There have been numerous reports and inquiries regarding the deaths, torture and sexual abuse of refugees who have been incarcerated within Australia’s mandatory detention centres. Australia has been a world leader in refugee detention torture for over 30 years and this has been made possible by companies such as MSS being allowed to operate with impunity, bring in enormous profits and escape accountability.
The lack of transparency and accountability in Australian run detention centres is something that has been widely reported and acknowledged by international human rights groups including the UN. There have been many inquiries and many reports of deaths and sexual abuse within these camps yet nothing has changed because the Australian government is not being held accountable. Refugees challenging the mandatory detention policy in the courts have seen their cases mishandled, unfairly dismissed and processed without proper adherence to refugee rights protocol.
People who are fleeing harm in their country of origin, experience a compounding of their trauma under Australian government policies that are designed to punish people who are exercising their human right to seek asylum in Australia. Depression, suicide ideation and other mental illness is pervasive and often a direct result of the experience of detention itself. The detainees’ treatment within the camps, along with the indefinite detention they experience, meets the definition of torture and cruel, inhumane and degrading treatment under International law.
The Australian response to refugees, particularly those arriving by boat, is one of the most punitive in the world, and this means contracting with detention security companies such as MSS will tarnish Swinburne University of Technology in the future. We should all be against human rights violations in offshore and onshore camps in any case, most particularly if we otherwise make corporate commitments to human rights and equal opportunity.
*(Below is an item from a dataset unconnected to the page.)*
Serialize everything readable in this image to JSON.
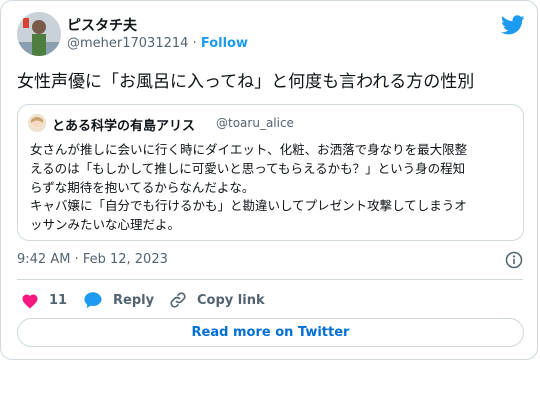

It is the right thing to do.
We should not affiliate with security companies such as MSS that violate the human rights of refugees who are seeking protection from persecution and torture. It reflects badly on Swinburne University of Technology and the values Swinburne University of Technology esposes, as well as the decision makers within Swinburne University of Technology and their legacies.
Seeking asylum is not a crime. Being a refugee is not a crime. But the continued contravention of international law should attract the sanction of the international human rights community and its supporters, like Swinburne University of Technology.
Please take immediate action and divest from MSS for their role in the Australian-run abusive detention regime. We cannot wait for one more refugee to be tortured or die in Australian-run detention camps.
Looking forward to hearing back from you.